Jason Rigby (13:27):
I feel like Amazon is at the very least, probably one of the... I mean, just Amazon Prime and then allowing you to get an emotional connection with their TV shows and understanding that you're on their app. And then you have Alexa in the home and you can speak. Eventually it's going to know... Alexa is going to... She's at like a third or fourth grade education right now?
Alexander McCaig (13:49):
Jason Rigby (13:49):
When she's able to understand and know speaking to all the other IoT devices, you're going to say, "Order my pizza," and it will know exactly where you want it from.
Alexander McCaig (13:58):
Yeah. It reads the tone of the voice and knows who the person is.
Jason Rigby (14:00):
Yeah. It'll be doing all that. So I think Amazon more than any company, I feel has a leg up.
Alexander McCaig (14:06):
Well, they know that when... And I said this in a previous episode, transcription. Audio transcription and machine learning is the future where we talk and everything is transcribed, analyzed, and then some output is produced with it. It's not going to be a manual input.
Jason Rigby (14:24):
Alexander McCaig (14:24):
This is something we're naturally good at doing. So the adoption of technology has to adopt the number one thing we're good at doing. We're not good at typing. Typing is naturally inefficient. The keyboard was designed to be inefficient because they needed to slow it down because earlier typewriters, people were typing so fast that they would get caught, that little sticks that tap on the paper.
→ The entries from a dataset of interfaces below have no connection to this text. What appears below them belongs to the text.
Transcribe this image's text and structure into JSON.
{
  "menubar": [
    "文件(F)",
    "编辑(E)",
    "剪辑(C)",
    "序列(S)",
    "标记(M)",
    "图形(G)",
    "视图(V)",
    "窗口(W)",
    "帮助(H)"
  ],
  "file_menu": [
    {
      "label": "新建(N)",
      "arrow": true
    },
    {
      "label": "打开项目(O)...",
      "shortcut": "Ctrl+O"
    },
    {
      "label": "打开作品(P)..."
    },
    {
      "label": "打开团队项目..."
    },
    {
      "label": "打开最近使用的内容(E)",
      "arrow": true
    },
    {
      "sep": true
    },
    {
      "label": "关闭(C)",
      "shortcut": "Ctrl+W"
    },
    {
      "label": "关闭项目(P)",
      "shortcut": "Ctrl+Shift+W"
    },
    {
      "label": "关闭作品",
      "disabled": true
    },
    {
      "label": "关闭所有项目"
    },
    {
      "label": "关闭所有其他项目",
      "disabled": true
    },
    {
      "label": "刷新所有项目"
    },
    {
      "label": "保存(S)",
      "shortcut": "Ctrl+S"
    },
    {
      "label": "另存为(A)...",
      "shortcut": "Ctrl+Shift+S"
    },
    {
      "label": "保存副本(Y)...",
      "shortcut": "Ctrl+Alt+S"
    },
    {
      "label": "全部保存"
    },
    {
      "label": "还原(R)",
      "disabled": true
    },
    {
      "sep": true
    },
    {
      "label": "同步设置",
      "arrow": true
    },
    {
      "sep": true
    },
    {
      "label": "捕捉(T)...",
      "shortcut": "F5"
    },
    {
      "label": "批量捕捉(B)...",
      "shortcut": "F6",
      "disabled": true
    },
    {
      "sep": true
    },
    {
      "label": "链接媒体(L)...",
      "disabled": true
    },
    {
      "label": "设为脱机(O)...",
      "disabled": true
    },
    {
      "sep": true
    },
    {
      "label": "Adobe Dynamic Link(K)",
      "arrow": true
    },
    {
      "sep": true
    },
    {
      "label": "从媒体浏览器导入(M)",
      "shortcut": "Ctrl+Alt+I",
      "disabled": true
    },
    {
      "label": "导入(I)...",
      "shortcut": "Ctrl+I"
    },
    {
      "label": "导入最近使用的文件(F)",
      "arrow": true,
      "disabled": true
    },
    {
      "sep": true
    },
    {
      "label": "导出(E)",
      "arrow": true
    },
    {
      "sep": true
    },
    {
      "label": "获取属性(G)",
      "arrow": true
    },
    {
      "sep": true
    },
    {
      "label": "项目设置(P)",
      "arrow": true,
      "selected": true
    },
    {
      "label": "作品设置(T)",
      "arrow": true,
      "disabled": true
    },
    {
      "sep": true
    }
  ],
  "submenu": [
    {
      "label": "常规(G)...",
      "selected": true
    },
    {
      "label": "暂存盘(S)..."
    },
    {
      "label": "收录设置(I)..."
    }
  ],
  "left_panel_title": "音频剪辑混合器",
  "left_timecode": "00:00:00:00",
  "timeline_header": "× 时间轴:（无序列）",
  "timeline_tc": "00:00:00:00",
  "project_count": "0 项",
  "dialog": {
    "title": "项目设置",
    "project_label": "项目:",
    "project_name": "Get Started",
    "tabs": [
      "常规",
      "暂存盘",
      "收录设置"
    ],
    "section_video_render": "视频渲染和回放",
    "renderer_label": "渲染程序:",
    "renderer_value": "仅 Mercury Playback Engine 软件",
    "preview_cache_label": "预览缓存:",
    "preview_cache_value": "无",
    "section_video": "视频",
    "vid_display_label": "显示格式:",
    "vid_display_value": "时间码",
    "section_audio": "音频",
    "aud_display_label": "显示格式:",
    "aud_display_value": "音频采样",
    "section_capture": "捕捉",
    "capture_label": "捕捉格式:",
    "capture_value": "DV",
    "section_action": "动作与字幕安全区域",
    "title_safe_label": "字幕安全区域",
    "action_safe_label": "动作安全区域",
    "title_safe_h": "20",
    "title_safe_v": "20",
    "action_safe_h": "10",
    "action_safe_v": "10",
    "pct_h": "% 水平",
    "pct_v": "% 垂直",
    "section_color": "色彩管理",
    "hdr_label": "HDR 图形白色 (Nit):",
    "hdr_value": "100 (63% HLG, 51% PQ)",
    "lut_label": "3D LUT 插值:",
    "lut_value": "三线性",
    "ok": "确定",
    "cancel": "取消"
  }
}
I know they got a name.
Jason Rigby (14:43):
Alexander McCaig (14:44):
So they actually had to rework it as we get to QWERTY, right?
Jason Rigby (14:46):
Alexander McCaig (14:47):
It's the most inefficient keyboard. There's been other efficient ones. I forget where I'm going with that.
Jason Rigby (14:52):
No, but I mean, you were like speaking with our voice.
Alexander McCaig (14:54):
Yeah, speaking. Speaking with our voice.
Jason Rigby (14:55):
And Amazon understanding.
Alexander McCaig (14:56):
Amazon understands that. They know very well that that's the future. And that's the jump that we need to take and that's very valuable data for them. And that will continue to give them that competitive advantage no matter how many lawsuits you throw at them.
Jason Rigby (15:09):
Imagine how much data once voice becomes? How much data megabytes we'll be producing?
Alexander McCaig (15:14):
Well, consider us. We're talking constantly. Every conversation we make, it's constant transcription, right?
Jason Rigby (15:20):
Alexander McCaig (15:21):
But we just have to go through the laborious process of putting out there. So our listeners can listen to us to educate them. So that's what our future is going to look like. That's going to be the major shift.
Jason Rigby (15:29):
I love that. So Amazon, nine?
Alexander McCaig (15:33):
Yeah. Keep doing what you're doing.
Jason Rigby (15:34):
Alexander McCaig (15:34):
Do what you do and you'll have a competitor. And always know that you'll be burdened by logistics because you're selling a physical product. As simple as that.
Jason Rigby (15:42):
Alexander McCaig (15:52):
Speaker 1 (15:54):
Thank you for listening to TARTLE Cast with your hosts, Alexander McCaig and Jason Rigby, where humanity steps into the future and source data defines the path. What's your data worth?